(PROMPT)
Among the entries below, find the lines that hold the word "authorizations" and report them.

(SUPPLIED MATERIAL)
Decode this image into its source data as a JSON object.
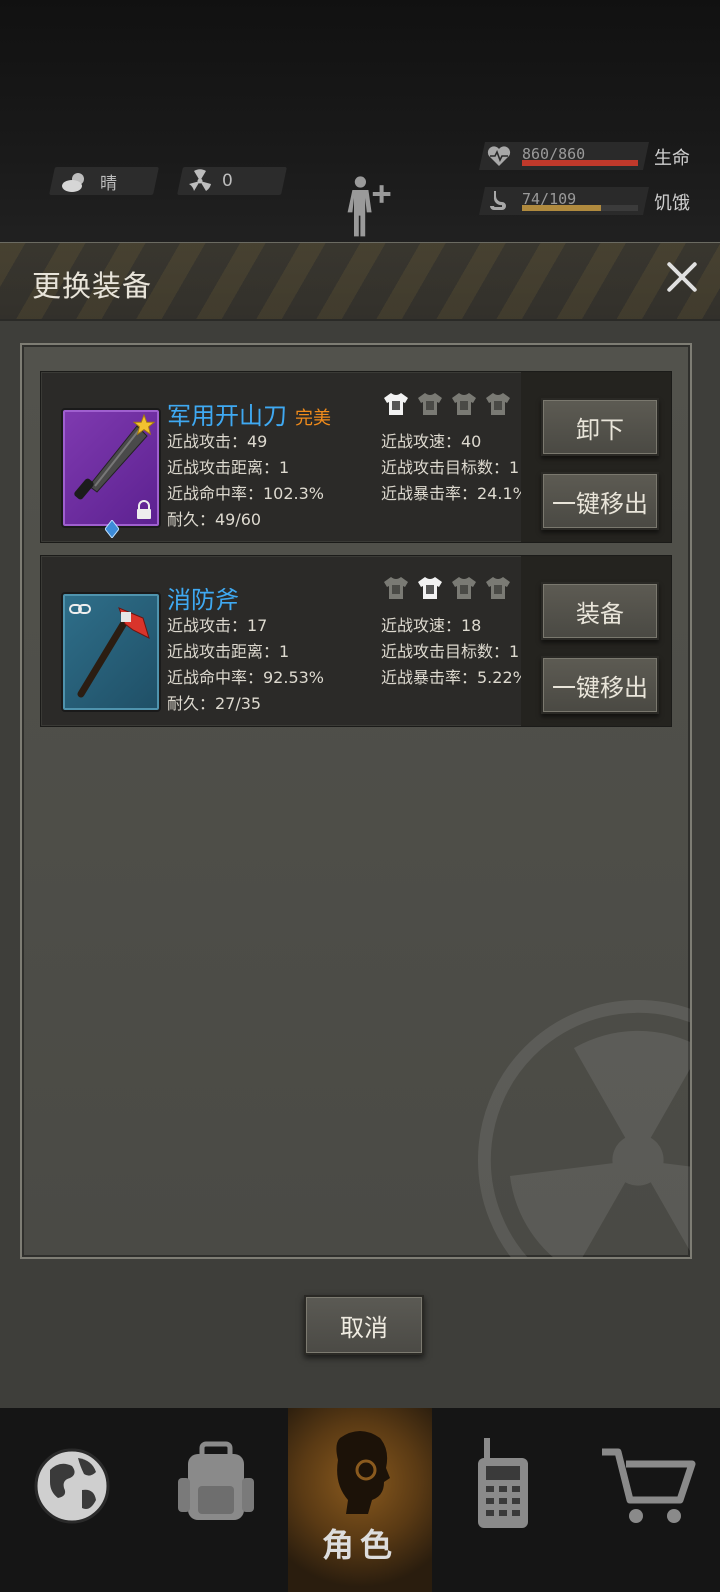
{
  "hud": {
    "weather": "晴",
    "radiation": "0",
    "health": {
      "text": "860/860",
      "label": "生命",
      "fraction": 1.0,
      "color": "#c0392b"
    },
    "hunger": {
      "text": "74/109",
      "label": "饥饿",
      "fraction": 0.68,
      "color": "#b08a3e"
    }
  },
  "dialog": {
    "title": "更换装备",
    "cancel_label": "取消",
    "items": [
      {
        "name": "军用开山刀",
        "quality": "完美",
        "stats_left": [
          "近战攻击：49",
          "近战攻击距离：1",
          "近战命中率：102.3%",
          "耐久：49/60"
        ],
        "stats_right": [
          "近战攻速：40",
          "近战攻击目标数：1",
          "近战暴击率：24.1%"
        ],
        "active_tier": 1,
        "button_primary": "卸下",
        "button_secondary": "一键移出"
      },
      {
        "name": "消防斧",
        "quality": "",
        "stats_left": [
          "近战攻击：17",
          "近战攻击距离：1",
          "近战命中率：92.53%",
          "耐久：27/35"
        ],
        "stats_right": [
          "近战攻速：18",
          "近战攻击目标数：1",
          "近战暴击率：5.22%"
        ],
        "active_tier": 2,
        "button_primary": "装备",
        "button_secondary": "一键移出"
      }
    ]
  },
  "nav": {
    "items": [
      {
        "name": "world",
        "icon": "globe-icon"
      },
      {
        "name": "backpack",
        "icon": "backpack-icon"
      },
      {
        "name": "character",
        "icon": "head-icon",
        "label": "角色",
        "active": true
      },
      {
        "name": "radio",
        "icon": "walkie-talkie-icon"
      },
      {
        "name": "shop",
        "icon": "cart-icon"
      }
    ]
  }
}
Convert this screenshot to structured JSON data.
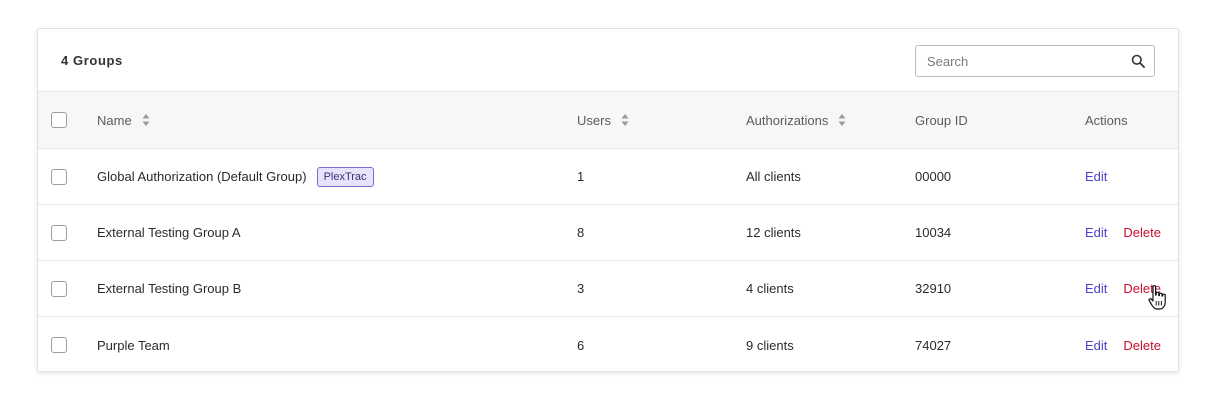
{
  "header": {
    "group_count": "4 Groups",
    "search": {
      "placeholder": "Search",
      "value": ""
    }
  },
  "columns": {
    "name": "Name",
    "users": "Users",
    "authorizations": "Authorizations",
    "group_id": "Group ID",
    "actions": "Actions"
  },
  "rows": [
    {
      "name": "Global Authorization (Default Group)",
      "badge": "PlexTrac",
      "users": "1",
      "authorizations": "All clients",
      "group_id": "00000",
      "edit": "Edit",
      "delete": ""
    },
    {
      "name": "External Testing Group A",
      "users": "8",
      "authorizations": "12 clients",
      "group_id": "10034",
      "edit": "Edit",
      "delete": "Delete"
    },
    {
      "name": "External Testing Group B",
      "users": "3",
      "authorizations": "4 clients",
      "group_id": "32910",
      "edit": "Edit",
      "delete": "Delete"
    },
    {
      "name": "Purple Team",
      "users": "6",
      "authorizations": "9 clients",
      "group_id": "74027",
      "edit": "Edit",
      "delete": "Delete"
    }
  ],
  "colors": {
    "edit_link": "#4b43c7",
    "delete_link": "#c8102e",
    "badge_bg": "#e8e3fb",
    "badge_border": "#7a6bd0"
  },
  "icons": {
    "search": "search-icon",
    "sort": "sort-icon",
    "cursor": "hand-pointer-cursor-icon"
  }
}
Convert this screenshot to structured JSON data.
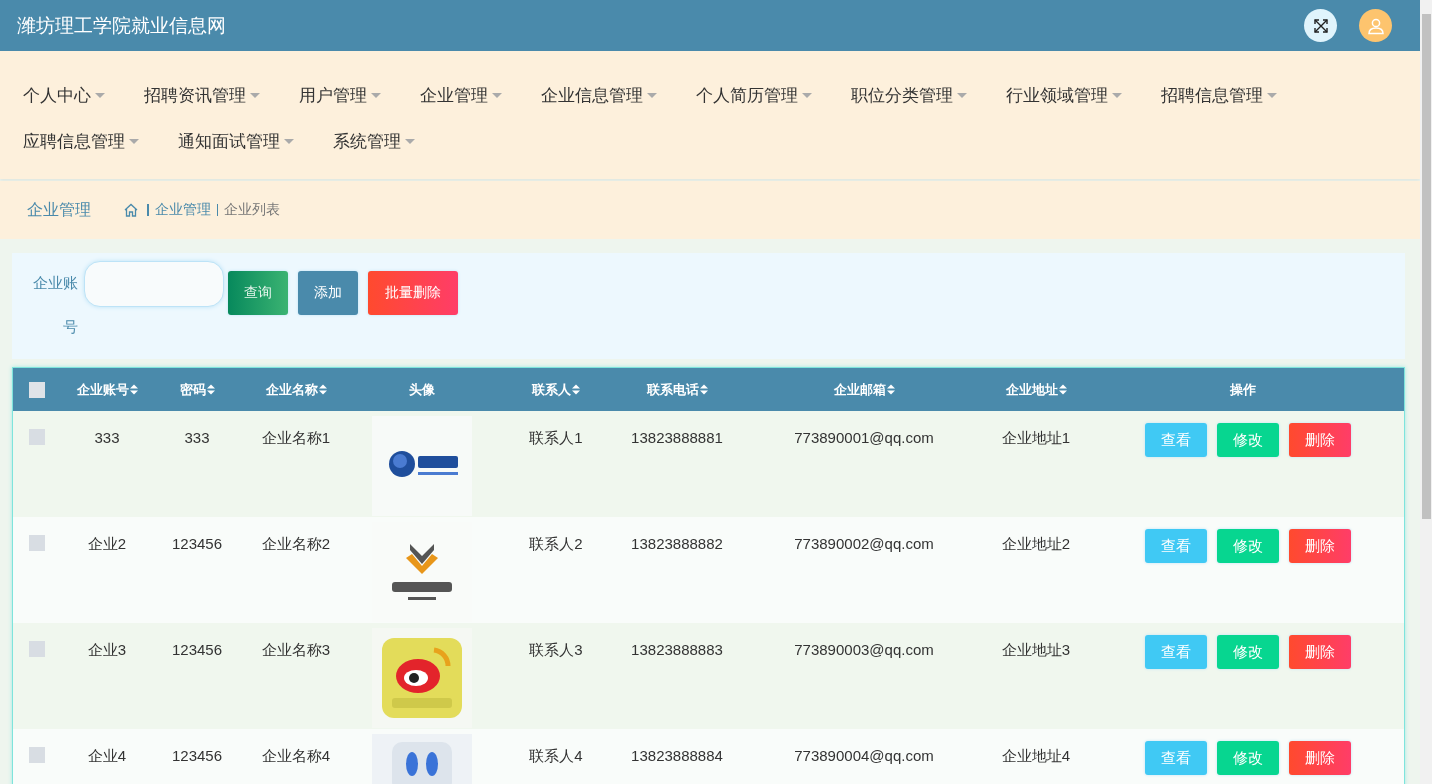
{
  "header": {
    "title": "潍坊理工学院就业信息网"
  },
  "menu": [
    {
      "label": "个人中心"
    },
    {
      "label": "招聘资讯管理"
    },
    {
      "label": "用户管理"
    },
    {
      "label": "企业管理"
    },
    {
      "label": "企业信息管理"
    },
    {
      "label": "个人简历管理"
    },
    {
      "label": "职位分类管理"
    },
    {
      "label": "行业领域管理"
    },
    {
      "label": "招聘信息管理"
    },
    {
      "label": "应聘信息管理"
    },
    {
      "label": "通知面试管理"
    },
    {
      "label": "系统管理"
    }
  ],
  "breadcrumb": {
    "title": "企业管理",
    "path": [
      "企业管理",
      "企业列表"
    ]
  },
  "search": {
    "label": "企业账号",
    "buttons": [
      {
        "label": "查询",
        "kind": "query"
      },
      {
        "label": "添加",
        "kind": "add"
      },
      {
        "label": "批量删除",
        "kind": "delete"
      }
    ]
  },
  "table": {
    "select_all_checked": false,
    "columns": [
      {
        "label": "企业账号",
        "sortable": true
      },
      {
        "label": "密码",
        "sortable": true
      },
      {
        "label": "企业名称",
        "sortable": true
      },
      {
        "label": "头像",
        "sortable": false
      },
      {
        "label": "联系人",
        "sortable": true
      },
      {
        "label": "联系电话",
        "sortable": true
      },
      {
        "label": "企业邮箱",
        "sortable": true
      },
      {
        "label": "企业地址",
        "sortable": true
      },
      {
        "label": "操作",
        "sortable": false
      }
    ],
    "rows": [
      {
        "checked": false,
        "account": "333",
        "password": "333",
        "name": "企业名称1",
        "avatar": {
          "kind": "picture"
        },
        "contact": "联系人1",
        "phone": "13823888881",
        "email": "773890001@qq.com",
        "address": "企业地址1",
        "actions": [
          {
            "label": "查看",
            "kind": "view"
          },
          {
            "label": "修改",
            "kind": "edit"
          },
          {
            "label": "删除",
            "kind": "delete"
          }
        ]
      },
      {
        "checked": false,
        "account": "企业2",
        "password": "123456",
        "name": "企业名称2",
        "avatar": {
          "kind": "picture"
        },
        "contact": "联系人2",
        "phone": "13823888882",
        "email": "773890002@qq.com",
        "address": "企业地址2",
        "actions": [
          {
            "label": "查看",
            "kind": "view"
          },
          {
            "label": "修改",
            "kind": "edit"
          },
          {
            "label": "删除",
            "kind": "delete"
          }
        ]
      },
      {
        "checked": false,
        "account": "企业3",
        "password": "123456",
        "name": "企业名称3",
        "avatar": {
          "kind": "picture"
        },
        "contact": "联系人3",
        "phone": "13823888883",
        "email": "773890003@qq.com",
        "address": "企业地址3",
        "actions": [
          {
            "label": "查看",
            "kind": "view"
          },
          {
            "label": "修改",
            "kind": "edit"
          },
          {
            "label": "删除",
            "kind": "delete"
          }
        ]
      },
      {
        "checked": false,
        "account": "企业4",
        "password": "123456",
        "name": "企业名称4",
        "avatar": {
          "kind": "picture"
        },
        "contact": "联系人4",
        "phone": "13823888884",
        "email": "773890004@qq.com",
        "address": "企业地址4",
        "actions": [
          {
            "label": "查看",
            "kind": "view"
          },
          {
            "label": "修改",
            "kind": "edit"
          },
          {
            "label": "删除",
            "kind": "delete"
          }
        ]
      }
    ]
  }
}
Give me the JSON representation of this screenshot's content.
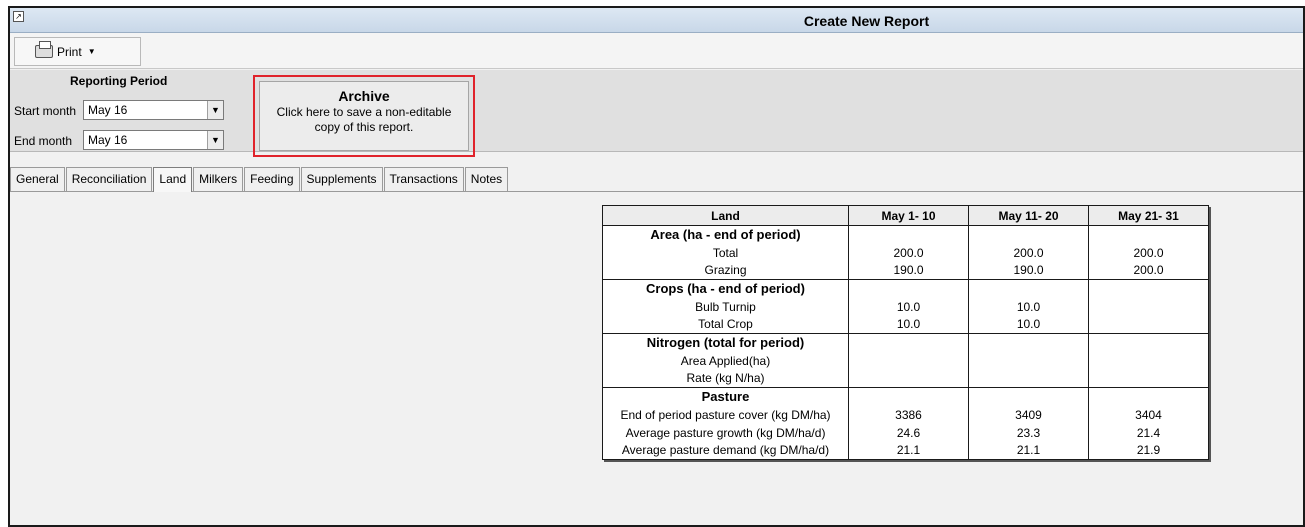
{
  "window": {
    "title": "Create New Report"
  },
  "toolbar": {
    "print_label": "Print"
  },
  "period": {
    "title": "Reporting Period",
    "start_label": "Start month",
    "start_value": "May 16",
    "end_label": "End month",
    "end_value": "May 16"
  },
  "archive": {
    "title": "Archive",
    "desc_line1": "Click here to save a non-editable",
    "desc_line2": "copy of this report."
  },
  "tabs": [
    "General",
    "Reconciliation",
    "Land",
    "Milkers",
    "Feeding",
    "Supplements",
    "Transactions",
    "Notes"
  ],
  "active_tab": "Land",
  "table": {
    "headers": [
      "Land",
      "May 1- 10",
      "May 11- 20",
      "May 21- 31"
    ],
    "rows": [
      {
        "label": "Area (ha - end of period)",
        "section": true,
        "values": [
          "",
          "",
          ""
        ]
      },
      {
        "label": "Total",
        "values": [
          "200.0",
          "200.0",
          "200.0"
        ]
      },
      {
        "label": "Grazing",
        "values": [
          "190.0",
          "190.0",
          "200.0"
        ]
      },
      {
        "label": "Crops (ha - end of period)",
        "section": true,
        "values": [
          "",
          "",
          ""
        ]
      },
      {
        "label": "Bulb Turnip",
        "values": [
          "10.0",
          "10.0",
          ""
        ]
      },
      {
        "label": "Total Crop",
        "values": [
          "10.0",
          "10.0",
          ""
        ]
      },
      {
        "label": "Nitrogen (total for period)",
        "section": true,
        "values": [
          "",
          "",
          ""
        ]
      },
      {
        "label": "Area Applied(ha)",
        "values": [
          "",
          "",
          ""
        ]
      },
      {
        "label": "Rate (kg N/ha)",
        "values": [
          "",
          "",
          ""
        ]
      },
      {
        "label": "Pasture",
        "section": true,
        "values": [
          "",
          "",
          ""
        ]
      },
      {
        "label": "End of period pasture cover (kg DM/ha)",
        "values": [
          "3386",
          "3409",
          "3404"
        ]
      },
      {
        "label": "Average pasture growth (kg DM/ha/d)",
        "values": [
          "24.6",
          "23.3",
          "21.4"
        ]
      },
      {
        "label": "Average pasture demand (kg DM/ha/d)",
        "values": [
          "21.1",
          "21.1",
          "21.9"
        ]
      }
    ]
  }
}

(EXERCISE RESULT)
    "authorizations": "Authorizations",
      "authorizations": "All clients",
      "authorizations": "12 clients",
      "authorizations": "4 clients",
      "authorizations": "9 clients",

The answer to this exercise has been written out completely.